### About this task
Look through the records below, count the lines with the word "name", and reply with only the number.
** Task material follows **
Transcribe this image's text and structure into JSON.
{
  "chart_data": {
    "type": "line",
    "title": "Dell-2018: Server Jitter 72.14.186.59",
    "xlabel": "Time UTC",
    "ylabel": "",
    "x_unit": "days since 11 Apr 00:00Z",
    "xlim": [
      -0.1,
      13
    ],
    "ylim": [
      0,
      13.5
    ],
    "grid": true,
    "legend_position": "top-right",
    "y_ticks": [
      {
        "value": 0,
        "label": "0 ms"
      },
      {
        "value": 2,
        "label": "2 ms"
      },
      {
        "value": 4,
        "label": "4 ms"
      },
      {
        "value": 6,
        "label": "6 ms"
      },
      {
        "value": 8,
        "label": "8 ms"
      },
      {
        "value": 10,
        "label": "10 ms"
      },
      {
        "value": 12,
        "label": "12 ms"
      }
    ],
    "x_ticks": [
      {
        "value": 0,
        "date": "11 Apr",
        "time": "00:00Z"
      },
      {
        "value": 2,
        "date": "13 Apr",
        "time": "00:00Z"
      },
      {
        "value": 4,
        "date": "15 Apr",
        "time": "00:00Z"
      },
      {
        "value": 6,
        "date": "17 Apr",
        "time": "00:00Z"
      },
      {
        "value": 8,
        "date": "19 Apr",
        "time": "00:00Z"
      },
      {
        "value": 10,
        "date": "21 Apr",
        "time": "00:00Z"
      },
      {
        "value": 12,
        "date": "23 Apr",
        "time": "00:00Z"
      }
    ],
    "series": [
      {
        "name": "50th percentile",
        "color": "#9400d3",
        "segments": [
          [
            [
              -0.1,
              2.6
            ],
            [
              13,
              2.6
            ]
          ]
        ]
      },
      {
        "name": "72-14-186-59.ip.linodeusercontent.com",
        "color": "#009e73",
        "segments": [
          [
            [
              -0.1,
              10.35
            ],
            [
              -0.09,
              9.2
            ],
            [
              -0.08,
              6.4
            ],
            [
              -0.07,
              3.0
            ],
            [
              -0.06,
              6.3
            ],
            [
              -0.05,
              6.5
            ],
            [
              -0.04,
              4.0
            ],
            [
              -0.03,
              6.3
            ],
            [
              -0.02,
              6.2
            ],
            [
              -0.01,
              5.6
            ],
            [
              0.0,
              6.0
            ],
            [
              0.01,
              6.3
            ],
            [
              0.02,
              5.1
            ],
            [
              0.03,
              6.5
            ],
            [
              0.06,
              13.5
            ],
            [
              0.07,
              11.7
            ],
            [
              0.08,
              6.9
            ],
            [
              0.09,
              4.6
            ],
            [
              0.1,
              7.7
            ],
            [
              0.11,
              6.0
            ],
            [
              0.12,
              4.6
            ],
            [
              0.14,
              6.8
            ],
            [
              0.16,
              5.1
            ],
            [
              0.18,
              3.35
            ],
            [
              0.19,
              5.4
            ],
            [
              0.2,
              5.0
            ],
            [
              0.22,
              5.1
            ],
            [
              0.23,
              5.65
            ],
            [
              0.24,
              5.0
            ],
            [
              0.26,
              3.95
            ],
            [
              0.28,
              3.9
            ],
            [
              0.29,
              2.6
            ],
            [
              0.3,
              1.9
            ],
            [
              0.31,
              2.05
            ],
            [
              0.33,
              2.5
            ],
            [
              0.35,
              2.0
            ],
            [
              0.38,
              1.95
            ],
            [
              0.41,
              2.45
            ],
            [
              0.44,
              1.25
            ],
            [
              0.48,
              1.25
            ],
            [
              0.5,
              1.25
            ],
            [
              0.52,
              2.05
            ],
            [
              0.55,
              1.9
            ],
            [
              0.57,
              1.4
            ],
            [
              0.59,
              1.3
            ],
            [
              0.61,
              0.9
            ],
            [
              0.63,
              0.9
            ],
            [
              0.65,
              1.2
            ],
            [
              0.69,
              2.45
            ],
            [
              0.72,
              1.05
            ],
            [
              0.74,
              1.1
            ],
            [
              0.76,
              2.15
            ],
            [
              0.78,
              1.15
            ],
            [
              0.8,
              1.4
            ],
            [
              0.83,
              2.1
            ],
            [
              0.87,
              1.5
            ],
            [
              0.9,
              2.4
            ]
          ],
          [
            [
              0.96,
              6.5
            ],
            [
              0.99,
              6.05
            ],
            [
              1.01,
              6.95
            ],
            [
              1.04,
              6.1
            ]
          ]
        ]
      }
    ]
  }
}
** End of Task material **
### Answer to this exercise
2